Engineers can only ever plan and design things to take account of events that are within the realm of the possible.

I understand that it was never expected that a magnitude 9 earthquake followed by a Tsunami would hit Northern Japan. I repeat - engineers can't plan for the totality of the universe events that are extremely improbable. But unpreditcable events can and do happen. We don't need nuclear power. Why take the risk?

Anonymous said...

My oh my Nick you have certainly stirred up a a wasps nest but I did not see one swear word, at least it got people talking and contributing their opinions, Thanks!

Nick Drew said...

Mark - yes, 'black swan' events do seem to come around far more often than the experts would have us believe

I may not be here to sell gas (right, Budgie ?!) but I am here to promote the risk-management thought process

anon - well thank you, and to all the others who comment here so constructively

you might even want to think of a nom de guerre?

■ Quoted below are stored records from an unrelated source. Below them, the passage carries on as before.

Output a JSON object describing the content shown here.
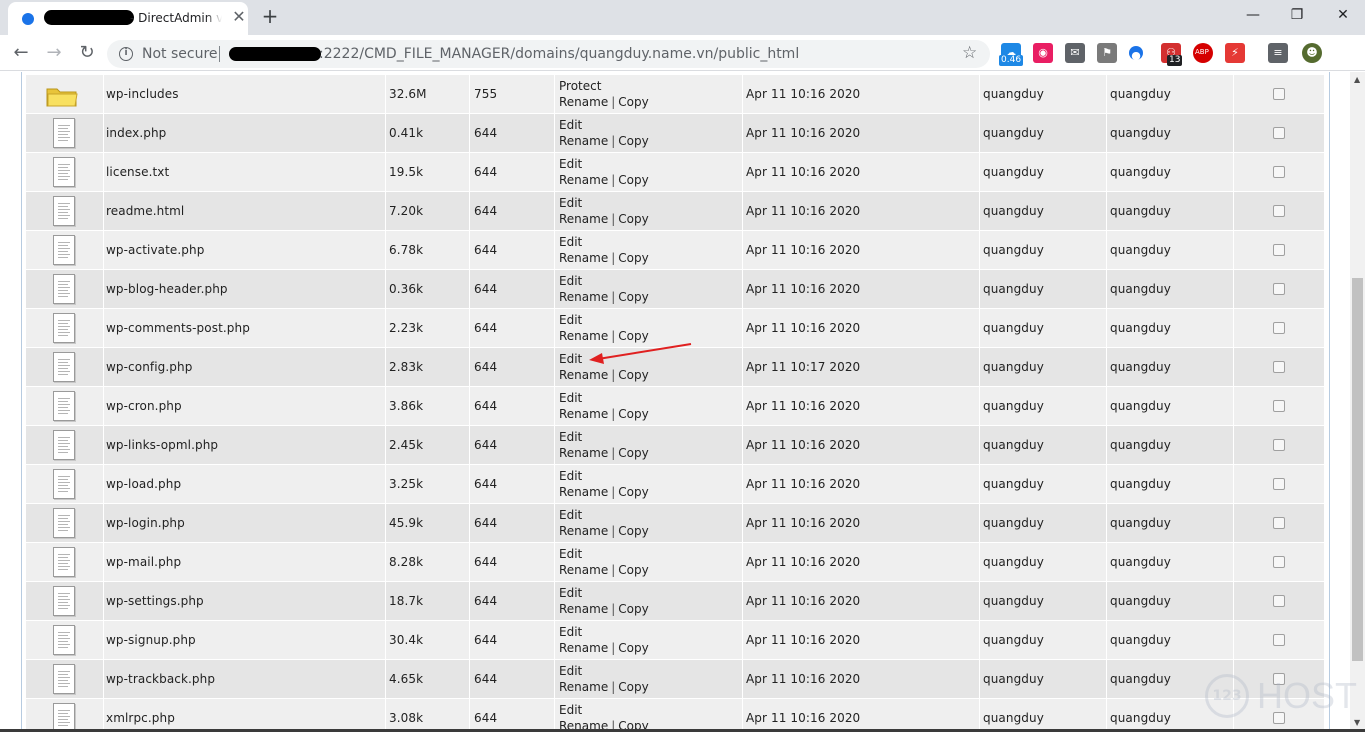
{
  "browser": {
    "tab_title": "- DirectAdmin v1.",
    "tab_close": "✕",
    "new_tab": "+",
    "window_controls": {
      "minimize": "—",
      "restore": "❐",
      "close": "✕"
    },
    "nav": {
      "back": "←",
      "forward": "→",
      "reload": "↻"
    },
    "security_label": "Not secure",
    "url": ":2222/CMD_FILE_MANAGER/domains/quangduy.name.vn/public_html",
    "extensions": [
      {
        "name": "weather-extension",
        "badge": "0.46",
        "color": "#1e88e5"
      },
      {
        "name": "eye-extension",
        "badge": "",
        "color": "#e91e63"
      },
      {
        "name": "mail-extension",
        "badge": "",
        "color": "#5f6368"
      },
      {
        "name": "flag-extension",
        "badge": "",
        "color": "#7a7a7a"
      },
      {
        "name": "blue-dot-extension",
        "badge": "",
        "color": "#1a73e8"
      },
      {
        "name": "people-extension",
        "badge": "13",
        "color": "#d32f2f"
      },
      {
        "name": "adblock-extension",
        "badge": "ABP",
        "color": "#d50000"
      },
      {
        "name": "bolt-extension",
        "badge": "",
        "color": "#e53935"
      },
      {
        "name": "playlist-extension",
        "badge": "",
        "color": "#5f6368"
      },
      {
        "name": "profile-avatar",
        "badge": "",
        "color": "#556b2f"
      }
    ]
  },
  "file_rows": [
    {
      "type": "folder",
      "name": "wp-includes",
      "size": "32.6M",
      "perm": "755",
      "action1": "Protect",
      "rename": "Rename",
      "copy": "Copy",
      "date": "Apr 11 10:16 2020",
      "owner": "quangduy",
      "group": "quangduy"
    },
    {
      "type": "file",
      "name": "index.php",
      "size": "0.41k",
      "perm": "644",
      "action1": "Edit",
      "rename": "Rename",
      "copy": "Copy",
      "date": "Apr 11 10:16 2020",
      "owner": "quangduy",
      "group": "quangduy"
    },
    {
      "type": "file",
      "name": "license.txt",
      "size": "19.5k",
      "perm": "644",
      "action1": "Edit",
      "rename": "Rename",
      "copy": "Copy",
      "date": "Apr 11 10:16 2020",
      "owner": "quangduy",
      "group": "quangduy"
    },
    {
      "type": "file",
      "name": "readme.html",
      "size": "7.20k",
      "perm": "644",
      "action1": "Edit",
      "rename": "Rename",
      "copy": "Copy",
      "date": "Apr 11 10:16 2020",
      "owner": "quangduy",
      "group": "quangduy"
    },
    {
      "type": "file",
      "name": "wp-activate.php",
      "size": "6.78k",
      "perm": "644",
      "action1": "Edit",
      "rename": "Rename",
      "copy": "Copy",
      "date": "Apr 11 10:16 2020",
      "owner": "quangduy",
      "group": "quangduy"
    },
    {
      "type": "file",
      "name": "wp-blog-header.php",
      "size": "0.36k",
      "perm": "644",
      "action1": "Edit",
      "rename": "Rename",
      "copy": "Copy",
      "date": "Apr 11 10:16 2020",
      "owner": "quangduy",
      "group": "quangduy"
    },
    {
      "type": "file",
      "name": "wp-comments-post.php",
      "size": "2.23k",
      "perm": "644",
      "action1": "Edit",
      "rename": "Rename",
      "copy": "Copy",
      "date": "Apr 11 10:16 2020",
      "owner": "quangduy",
      "group": "quangduy"
    },
    {
      "type": "file",
      "name": "wp-config.php",
      "size": "2.83k",
      "perm": "644",
      "action1": "Edit",
      "rename": "Rename",
      "copy": "Copy",
      "date": "Apr 11 10:17 2020",
      "owner": "quangduy",
      "group": "quangduy"
    },
    {
      "type": "file",
      "name": "wp-cron.php",
      "size": "3.86k",
      "perm": "644",
      "action1": "Edit",
      "rename": "Rename",
      "copy": "Copy",
      "date": "Apr 11 10:16 2020",
      "owner": "quangduy",
      "group": "quangduy"
    },
    {
      "type": "file",
      "name": "wp-links-opml.php",
      "size": "2.45k",
      "perm": "644",
      "action1": "Edit",
      "rename": "Rename",
      "copy": "Copy",
      "date": "Apr 11 10:16 2020",
      "owner": "quangduy",
      "group": "quangduy"
    },
    {
      "type": "file",
      "name": "wp-load.php",
      "size": "3.25k",
      "perm": "644",
      "action1": "Edit",
      "rename": "Rename",
      "copy": "Copy",
      "date": "Apr 11 10:16 2020",
      "owner": "quangduy",
      "group": "quangduy"
    },
    {
      "type": "file",
      "name": "wp-login.php",
      "size": "45.9k",
      "perm": "644",
      "action1": "Edit",
      "rename": "Rename",
      "copy": "Copy",
      "date": "Apr 11 10:16 2020",
      "owner": "quangduy",
      "group": "quangduy"
    },
    {
      "type": "file",
      "name": "wp-mail.php",
      "size": "8.28k",
      "perm": "644",
      "action1": "Edit",
      "rename": "Rename",
      "copy": "Copy",
      "date": "Apr 11 10:16 2020",
      "owner": "quangduy",
      "group": "quangduy"
    },
    {
      "type": "file",
      "name": "wp-settings.php",
      "size": "18.7k",
      "perm": "644",
      "action1": "Edit",
      "rename": "Rename",
      "copy": "Copy",
      "date": "Apr 11 10:16 2020",
      "owner": "quangduy",
      "group": "quangduy"
    },
    {
      "type": "file",
      "name": "wp-signup.php",
      "size": "30.4k",
      "perm": "644",
      "action1": "Edit",
      "rename": "Rename",
      "copy": "Copy",
      "date": "Apr 11 10:16 2020",
      "owner": "quangduy",
      "group": "quangduy"
    },
    {
      "type": "file",
      "name": "wp-trackback.php",
      "size": "4.65k",
      "perm": "644",
      "action1": "Edit",
      "rename": "Rename",
      "copy": "Copy",
      "date": "Apr 11 10:16 2020",
      "owner": "quangduy",
      "group": "quangduy"
    },
    {
      "type": "file",
      "name": "xmlrpc.php",
      "size": "3.08k",
      "perm": "644",
      "action1": "Edit",
      "rename": "Rename",
      "copy": "Copy",
      "date": "Apr 11 10:16 2020",
      "owner": "quangduy",
      "group": "quangduy"
    }
  ],
  "annotation": {
    "color": "#e02020",
    "points_to_row": 7
  },
  "watermark": {
    "circle_text": "123",
    "text": "HOST"
  }
}
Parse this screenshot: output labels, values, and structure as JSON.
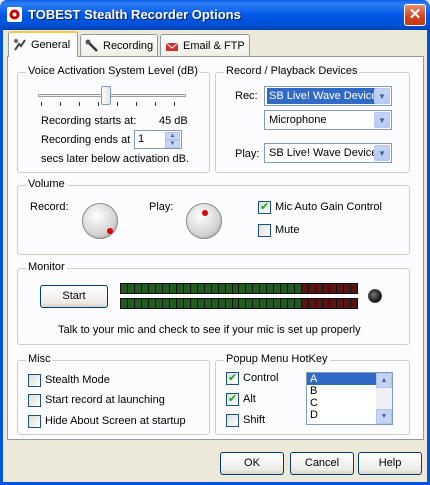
{
  "window": {
    "title": "TOBEST Stealth Recorder Options",
    "close_icon": "close-icon"
  },
  "tabs": [
    {
      "label": "General",
      "icon": "general-settings-icon"
    },
    {
      "label": "Recording",
      "icon": "recording-icon"
    },
    {
      "label": "Email & FTP",
      "icon": "email-ftp-icon"
    }
  ],
  "vas": {
    "label": "Voice Activation System Level (dB)",
    "starts_text": "Recording starts at:",
    "starts_value": "45 dB",
    "ends_text": "Recording ends at",
    "ends_value": "1",
    "secs_text": "secs later below activation dB."
  },
  "devices": {
    "label": "Record / Playback Devices",
    "rec_label": "Rec:",
    "rec_device": "SB Live! Wave Device",
    "rec_line": "Microphone",
    "play_label": "Play:",
    "play_device": "SB Live! Wave Device"
  },
  "volume": {
    "label": "Volume",
    "record_label": "Record:",
    "play_label": "Play:",
    "mic_agc_label": "Mic Auto Gain Control",
    "mic_agc_checked": true,
    "mute_label": "Mute",
    "mute_checked": false
  },
  "monitor": {
    "label": "Monitor",
    "start_label": "Start",
    "hint": "Talk to your mic and check to see if your mic is set up properly"
  },
  "misc": {
    "label": "Misc",
    "stealth_mode": "Stealth Mode",
    "start_record": "Start record at launching",
    "hide_about": "Hide About Screen at startup"
  },
  "hotkey": {
    "label": "Popup Menu HotKey",
    "control_label": "Control",
    "alt_label": "Alt",
    "shift_label": "Shift",
    "keys": [
      "A",
      "B",
      "C",
      "D"
    ],
    "selected_key": "A"
  },
  "buttons": {
    "ok": "OK",
    "cancel": "Cancel",
    "help": "Help"
  },
  "colors": {
    "titlebar": "#0058e6",
    "accent_tab": "#ffc83c",
    "selection": "#316ac5",
    "meter_green": "#2f9a2f",
    "meter_red": "#8a1c1c"
  }
}
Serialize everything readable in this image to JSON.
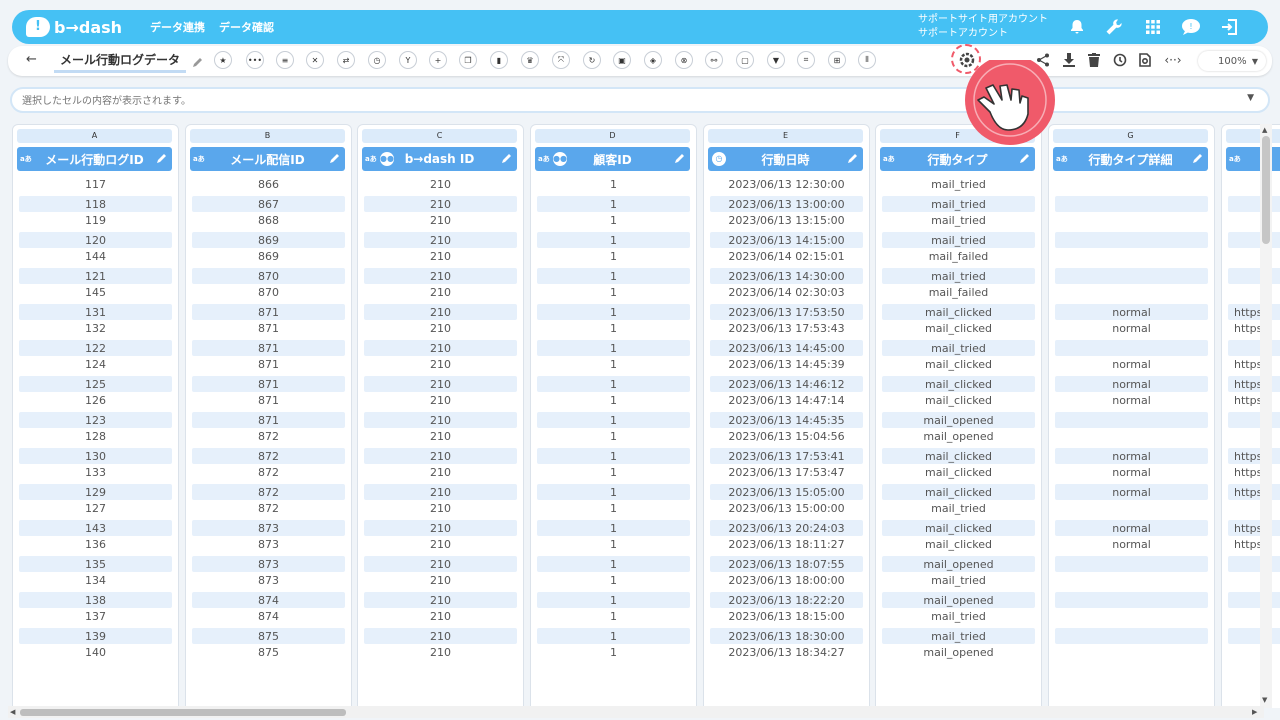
{
  "app": {
    "logo_text": "b→dash"
  },
  "header": {
    "nav": [
      "データ連携",
      "データ確認"
    ],
    "account_line1": "サポートサイト用アカウント",
    "account_line2": "サポートアカウント",
    "icons": [
      "bell-icon",
      "wrench-icon",
      "grid-icon",
      "chat-icon",
      "logout-icon"
    ]
  },
  "toolbar": {
    "back": "←",
    "title": "メール行動ログデータ",
    "zoom": "100%"
  },
  "cellbar": {
    "placeholder": "選択したセルの内容が表示されます。"
  },
  "columns": [
    {
      "letter": "A",
      "name": "メール行動ログID",
      "type": "aあ",
      "icon": ""
    },
    {
      "letter": "B",
      "name": "メール配信ID",
      "type": "aあ",
      "icon": ""
    },
    {
      "letter": "C",
      "name": "b→dash ID",
      "type": "aあ",
      "icon": "people"
    },
    {
      "letter": "D",
      "name": "顧客ID",
      "type": "aあ",
      "icon": "people"
    },
    {
      "letter": "E",
      "name": "行動日時",
      "type": "",
      "icon": "clock"
    },
    {
      "letter": "F",
      "name": "行動タイプ",
      "type": "aあ",
      "icon": ""
    },
    {
      "letter": "G",
      "name": "行動タイプ詳細",
      "type": "aあ",
      "icon": ""
    },
    {
      "letter": "",
      "name": "",
      "type": "aあ",
      "icon": ""
    }
  ],
  "rows": [
    [
      "117",
      "866",
      "210",
      "1",
      "2023/06/13 12:30:00",
      "mail_tried",
      "",
      ""
    ],
    [
      "118",
      "867",
      "210",
      "1",
      "2023/06/13 13:00:00",
      "mail_tried",
      "",
      ""
    ],
    [
      "119",
      "868",
      "210",
      "1",
      "2023/06/13 13:15:00",
      "mail_tried",
      "",
      ""
    ],
    [
      "120",
      "869",
      "210",
      "1",
      "2023/06/13 14:15:00",
      "mail_tried",
      "",
      ""
    ],
    [
      "144",
      "869",
      "210",
      "1",
      "2023/06/14 02:15:01",
      "mail_failed",
      "",
      ""
    ],
    [
      "121",
      "870",
      "210",
      "1",
      "2023/06/13 14:30:00",
      "mail_tried",
      "",
      ""
    ],
    [
      "145",
      "870",
      "210",
      "1",
      "2023/06/14 02:30:03",
      "mail_failed",
      "",
      ""
    ],
    [
      "131",
      "871",
      "210",
      "1",
      "2023/06/13 17:53:50",
      "mail_clicked",
      "normal",
      "https"
    ],
    [
      "132",
      "871",
      "210",
      "1",
      "2023/06/13 17:53:43",
      "mail_clicked",
      "normal",
      "https"
    ],
    [
      "122",
      "871",
      "210",
      "1",
      "2023/06/13 14:45:00",
      "mail_tried",
      "",
      ""
    ],
    [
      "124",
      "871",
      "210",
      "1",
      "2023/06/13 14:45:39",
      "mail_clicked",
      "normal",
      "https"
    ],
    [
      "125",
      "871",
      "210",
      "1",
      "2023/06/13 14:46:12",
      "mail_clicked",
      "normal",
      "https"
    ],
    [
      "126",
      "871",
      "210",
      "1",
      "2023/06/13 14:47:14",
      "mail_clicked",
      "normal",
      "https"
    ],
    [
      "123",
      "871",
      "210",
      "1",
      "2023/06/13 14:45:35",
      "mail_opened",
      "",
      ""
    ],
    [
      "128",
      "872",
      "210",
      "1",
      "2023/06/13 15:04:56",
      "mail_opened",
      "",
      ""
    ],
    [
      "130",
      "872",
      "210",
      "1",
      "2023/06/13 17:53:41",
      "mail_clicked",
      "normal",
      "https"
    ],
    [
      "133",
      "872",
      "210",
      "1",
      "2023/06/13 17:53:47",
      "mail_clicked",
      "normal",
      "https"
    ],
    [
      "129",
      "872",
      "210",
      "1",
      "2023/06/13 15:05:00",
      "mail_clicked",
      "normal",
      "https"
    ],
    [
      "127",
      "872",
      "210",
      "1",
      "2023/06/13 15:00:00",
      "mail_tried",
      "",
      ""
    ],
    [
      "143",
      "873",
      "210",
      "1",
      "2023/06/13 20:24:03",
      "mail_clicked",
      "normal",
      "https"
    ],
    [
      "136",
      "873",
      "210",
      "1",
      "2023/06/13 18:11:27",
      "mail_clicked",
      "normal",
      "https"
    ],
    [
      "135",
      "873",
      "210",
      "1",
      "2023/06/13 18:07:55",
      "mail_opened",
      "",
      ""
    ],
    [
      "134",
      "873",
      "210",
      "1",
      "2023/06/13 18:00:00",
      "mail_tried",
      "",
      ""
    ],
    [
      "138",
      "874",
      "210",
      "1",
      "2023/06/13 18:22:20",
      "mail_opened",
      "",
      ""
    ],
    [
      "137",
      "874",
      "210",
      "1",
      "2023/06/13 18:15:00",
      "mail_tried",
      "",
      ""
    ],
    [
      "139",
      "875",
      "210",
      "1",
      "2023/06/13 18:30:00",
      "mail_tried",
      "",
      ""
    ],
    [
      "140",
      "875",
      "210",
      "1",
      "2023/06/13 18:34:27",
      "mail_opened",
      "",
      ""
    ]
  ],
  "colors": {
    "header": "#45c1f4",
    "column_header": "#5aa7ec",
    "alt_row": "#e6f0fb",
    "pointer": "#f05a6a"
  }
}
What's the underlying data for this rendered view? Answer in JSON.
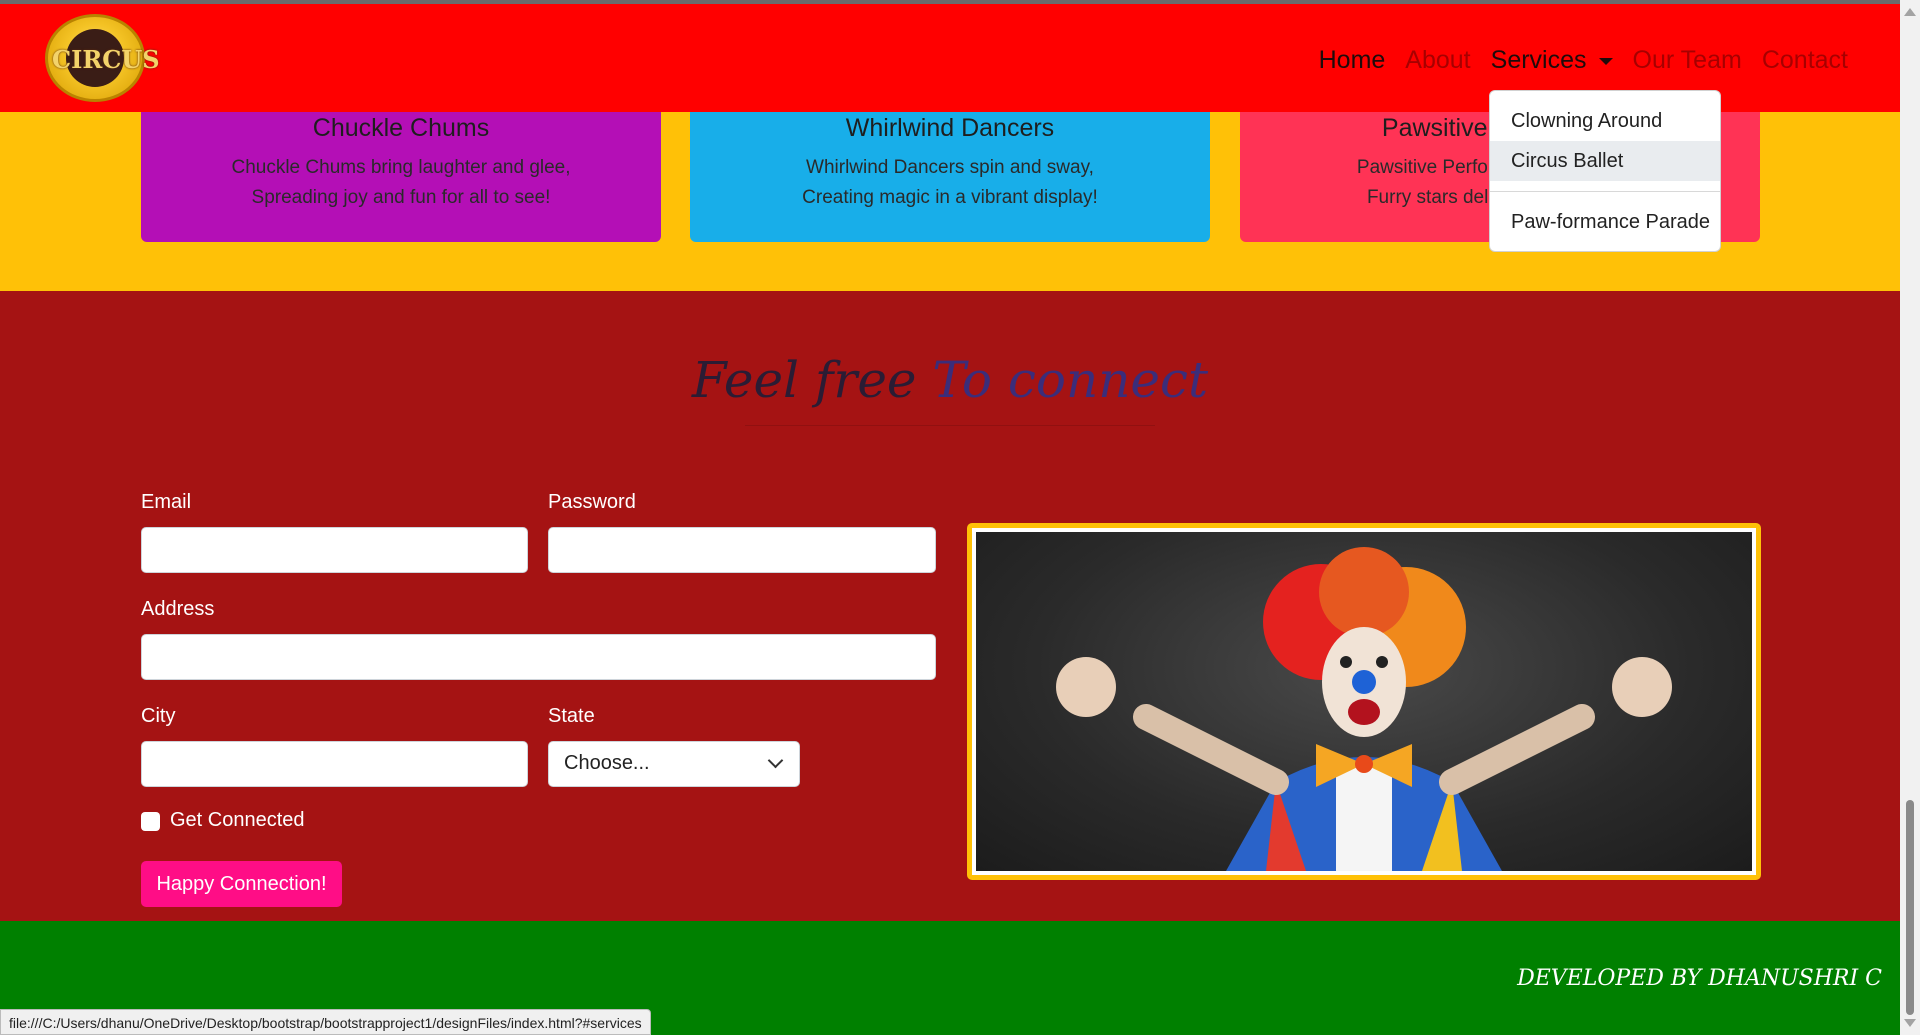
{
  "navbar": {
    "logo_text": "CIRCUS",
    "links": [
      {
        "label": "Home"
      },
      {
        "label": "About"
      },
      {
        "label": "Services"
      },
      {
        "label": "Our Team"
      },
      {
        "label": "Contact"
      }
    ],
    "dropdown": {
      "items": [
        "Clowning Around",
        "Circus Ballet",
        "Paw-formance Parade"
      ],
      "highlighted": "Circus Ballet"
    }
  },
  "services": {
    "cards": [
      {
        "title": "Chuckle Chums",
        "line1": "Chuckle Chums bring laughter and glee,",
        "line2": "Spreading joy and fun for all to see!",
        "color": "#b40fb6"
      },
      {
        "title": "Whirlwind Dancers",
        "line1": "Whirlwind Dancers spin and sway,",
        "line2": "Creating magic in a vibrant display!",
        "color": "#18aee9"
      },
      {
        "title": "Pawsitive Performers",
        "line1": "Pawsitive Performers, fur and fun,",
        "line2": "Furry stars delighting everyone!",
        "color": "#ff3355"
      }
    ]
  },
  "contact": {
    "heading_part1": "Feel free",
    "heading_part2": "To connect",
    "email_label": "Email",
    "password_label": "Password",
    "address_label": "Address",
    "city_label": "City",
    "state_label": "State",
    "state_selected": "Choose...",
    "checkbox_label": "Get Connected",
    "submit_label": "Happy Connection!"
  },
  "footer": {
    "credit": "DEVELOPED BY DHANUSHRI C"
  },
  "status_bar": {
    "url": "file:///C:/Users/dhanu/OneDrive/Desktop/bootstrap/bootstrapproject1/designFiles/index.html?#services"
  },
  "colors": {
    "navbar": "#ff0000",
    "services_bg": "#ffc107",
    "contact_bg": "#a51313",
    "footer_bg": "#008000",
    "button": "#ff0d86"
  }
}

(I hope the post I've just put up is viewed as constructive too, it's meant that way, but ...)

Jan said...

hear hear Mark...couldn't agree more

Budgie said...

ND - yes, I was unaware you have not made your living from gas for 15 years, but apart from my quip, that does not invalidate my serious point.

Yes, I am concerned about the strategic implications of food imports but, really, food can be obtained all round the world, where oil and gas are from volatile and limited sources. As you repeat it is all about risk assessment.

As I said, coal we have and uranium is easily stockpiled; oil and gas are not.

Anonymous said...

One last comment here, but, I don't know if I am being a bit like a conspiracy theorist, these large earthquakes seem to be moving in a clockwise rotation around the Pacific rim the next time in the Bering Islands/Alaska, and the next the big one, somewhere on the San Adreaus fault, thank goodness we live in the UK but even then we a had a relatively small one, based in Lincolnshire I think.